--- Task directions ---
In the listing below, how many lines hold "values"? Give the number only.
Start of Input data
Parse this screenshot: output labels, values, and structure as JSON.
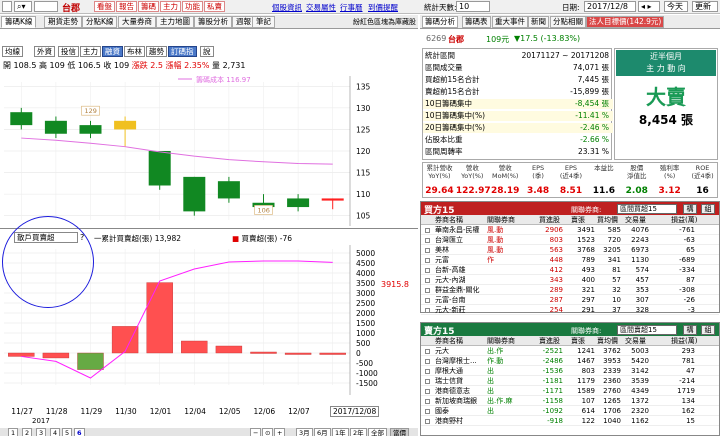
{
  "toolbar": {
    "symbol_name": "台郡",
    "red_buttons": [
      "看盤",
      "報告",
      "籌碼",
      "主力",
      "功能",
      "私賣"
    ],
    "links": [
      "個股資訊",
      "交易屬性",
      "行事曆",
      "到價提醒"
    ],
    "stat_days_label": "統計天數:",
    "stat_days_value": "10",
    "date_label": "日期:",
    "date_value": "2017/12/8",
    "today_label": "今天",
    "refresh_label": "更新"
  },
  "left_tabs": {
    "items": [
      "籌碼K線",
      "期貨走勢",
      "分點K線",
      "大量券商",
      "主力地圖",
      "籌股分析",
      "週報",
      "筆記"
    ],
    "hint": "紛紅色區塊為庫藏股"
  },
  "indicator_buttons": [
    "均線",
    "外資",
    "投信",
    "主力",
    "融資",
    "布林",
    "趨勢",
    "訂碼指",
    "說"
  ],
  "quote_line": {
    "open": "開 108.5",
    "high": "高 109",
    "low": "低 106.5",
    "close": "收 109",
    "change": "漲跌 2.5",
    "pct": "漲幅 2.35%",
    "vol": "量 2,731"
  },
  "chart_data": [
    {
      "type": "bar",
      "subtype": "candlestick",
      "title": "",
      "categories": [
        "11/27",
        "11/28",
        "11/29",
        "11/30",
        "12/01",
        "12/04",
        "12/05",
        "12/06",
        "12/07",
        "12/08"
      ],
      "open": [
        129,
        127,
        126,
        127,
        120,
        114,
        113,
        108,
        109,
        108.5
      ],
      "high": [
        130,
        128,
        127,
        128,
        120,
        114,
        114,
        110,
        110,
        109
      ],
      "low": [
        125,
        123,
        123,
        121,
        111,
        105,
        108,
        106,
        106,
        106.5
      ],
      "close": [
        126,
        124,
        124,
        125,
        112,
        106,
        109,
        107,
        107,
        109
      ],
      "legend_line_label": "籌碼成本 116.97",
      "annotations": [
        {
          "x": "11/29",
          "y": 129,
          "text": "129"
        },
        {
          "x": "12/06",
          "y": 106,
          "text": "106"
        }
      ],
      "y_ticks": [
        135,
        130,
        125,
        120,
        115,
        110,
        105
      ],
      "ylim": [
        104,
        136
      ],
      "grid": true
    },
    {
      "type": "bar",
      "title": "",
      "categories": [
        "11/27",
        "11/28",
        "11/29",
        "11/30",
        "12/01",
        "12/04",
        "12/05",
        "12/06",
        "12/07",
        "12/08"
      ],
      "series": [
        {
          "name": "一累計買賣超(張)",
          "type": "line",
          "values": [
            -172,
            -420,
            -1250,
            80,
            3600,
            4200,
            4550,
            4600,
            4600,
            4530
          ]
        },
        {
          "name": "買賣超(張)",
          "type": "bar",
          "values": [
            -172,
            -248,
            -830,
            1330,
            3520,
            600,
            350,
            50,
            0,
            -76
          ]
        }
      ],
      "cumulative_value_label": "13,982",
      "daily_value_label": "-76",
      "right_value": "3915.8",
      "y_ticks": [
        5000,
        4500,
        4000,
        3500,
        3000,
        2500,
        2000,
        1500,
        1000,
        500,
        0,
        -500,
        -1000,
        -1500
      ],
      "ylim": [
        -1600,
        5200
      ],
      "x_labels": [
        "11/27",
        "11/28",
        "11/29",
        "11/30",
        "12/01",
        "12/04",
        "12/05",
        "12/06",
        "12/07"
      ],
      "year_label": "2017",
      "date_box": "2017/12/08",
      "grid": true
    }
  ],
  "indicator_select": "散戶買賣超",
  "bottom_bar": [
    "1",
    "2",
    "3",
    "4",
    "5",
    "6",
    "3月",
    "6月",
    "1年",
    "2年",
    "全部",
    "當價"
  ],
  "right_tabs": [
    "籌碼分析",
    "籌碼表",
    "重大事件",
    "新聞",
    "分點相關",
    "法人目標價(142.9元)"
  ],
  "right_quote": {
    "code": "6269",
    "name": "台郡",
    "price": "109元",
    "change": "▼17.5 (-13.83%)"
  },
  "stats": {
    "rows": [
      {
        "label": "統計區間",
        "value": "20171127 ~ 20171208",
        "color": "#000000"
      },
      {
        "label": "區間成交量",
        "value": "74,071 張",
        "color": "#000000"
      },
      {
        "label": "買超前15名合計",
        "value": "7,445 張",
        "color": "#000000"
      },
      {
        "label": "賣超前15名合計",
        "value": "-15,899 張",
        "color": "#000000"
      },
      {
        "label": "10日籌碼集中",
        "value": "-8,454 張",
        "color": "#008000"
      },
      {
        "label": "10日籌碼集中(%)",
        "value": "-11.41 %",
        "color": "#008000"
      },
      {
        "label": "20日籌碼集中(%)",
        "value": "-2.46 %",
        "color": "#008000"
      },
      {
        "label": "佔股本比重",
        "value": "-2.66 %",
        "color": "#008000"
      },
      {
        "label": "區間周轉率",
        "value": "23.31 %",
        "color": "#000000"
      }
    ],
    "big_box": {
      "title_1": "近半個月",
      "title_2": "主 力 動 向",
      "verdict": "大賣",
      "amount": "8,454 張"
    }
  },
  "fin_table": {
    "headers": [
      "累計營收\nYoY(%)",
      "營收\nYoY(%)",
      "營收\nMoM(%)",
      "EPS\n(季)",
      "EPS\n(近4季)",
      "本益比",
      "股價\n淨值比",
      "殖利率\n(%)",
      "ROE\n(近4季)"
    ],
    "values": [
      "29.64",
      "122.97",
      "28.19",
      "3.48",
      "8.51",
      "11.6",
      "2.08",
      "3.12",
      "16"
    ],
    "colors": [
      "#e00000",
      "#e00000",
      "#e00000",
      "#e00000",
      "#e00000",
      "#000000",
      "#008000",
      "#e00000",
      "#000000"
    ]
  },
  "buy_top": {
    "title": "買方15",
    "filter_label": "關聯券商:",
    "filter_value": "區間買超15",
    "button_1": "構",
    "button_2": "組",
    "columns": [
      "券商名稱",
      "關聯券商",
      "買進股",
      "賣張",
      "買均價",
      "交易量",
      "損益(萬)"
    ],
    "rows": [
      [
        "華南永昌-民權",
        "風.動",
        "2906",
        "3491",
        "585",
        "4076",
        "-761"
      ],
      [
        "台灣匯立",
        "風.動",
        "803",
        "1523",
        "720",
        "2243",
        "-63"
      ],
      [
        "美林",
        "風.動",
        "563",
        "3768",
        "3205",
        "6973",
        "65"
      ],
      [
        "元富",
        "作",
        "448",
        "789",
        "341",
        "1130",
        "-689"
      ],
      [
        "台新-高雄",
        "",
        "412",
        "493",
        "81",
        "574",
        "-334"
      ],
      [
        "元大-內湖",
        "",
        "343",
        "400",
        "57",
        "457",
        "87"
      ],
      [
        "群益金鼎-關化",
        "",
        "289",
        "321",
        "32",
        "353",
        "-308"
      ],
      [
        "元富-台南",
        "",
        "287",
        "297",
        "10",
        "307",
        "-26"
      ],
      [
        "元大-新莊",
        "",
        "254",
        "291",
        "37",
        "328",
        "-3"
      ]
    ]
  },
  "sell_top": {
    "title": "賣方15",
    "filter_label": "關聯券商:",
    "filter_value": "區間賣超15",
    "button_1": "構",
    "button_2": "組",
    "columns": [
      "券商名稱",
      "關聯券商",
      "賣進股",
      "賣張",
      "賣均價",
      "交易量",
      "損益(萬)"
    ],
    "rows": [
      [
        "元大",
        "出.作",
        "-2521",
        "1241",
        "3762",
        "5003",
        "293"
      ],
      [
        "台灣摩根士...",
        "作.動",
        "-2486",
        "1467",
        "3953",
        "5420",
        "781"
      ],
      [
        "摩根大通",
        "出",
        "-1536",
        "803",
        "2339",
        "3142",
        "47"
      ],
      [
        "瑞士信貸",
        "出",
        "-1181",
        "1179",
        "2360",
        "3539",
        "-214"
      ],
      [
        "港商德意志",
        "出",
        "-1171",
        "1589",
        "2760",
        "4349",
        "1719"
      ],
      [
        "新加坡商瑞銀",
        "出.作.麻",
        "-1158",
        "107",
        "1265",
        "1372",
        "134"
      ],
      [
        "國泰",
        "出",
        "-1092",
        "614",
        "1706",
        "2320",
        "162"
      ],
      [
        "港商野村",
        "",
        "-918",
        "122",
        "1040",
        "1162",
        "15"
      ]
    ]
  }
}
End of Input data
--- Expected output ---
4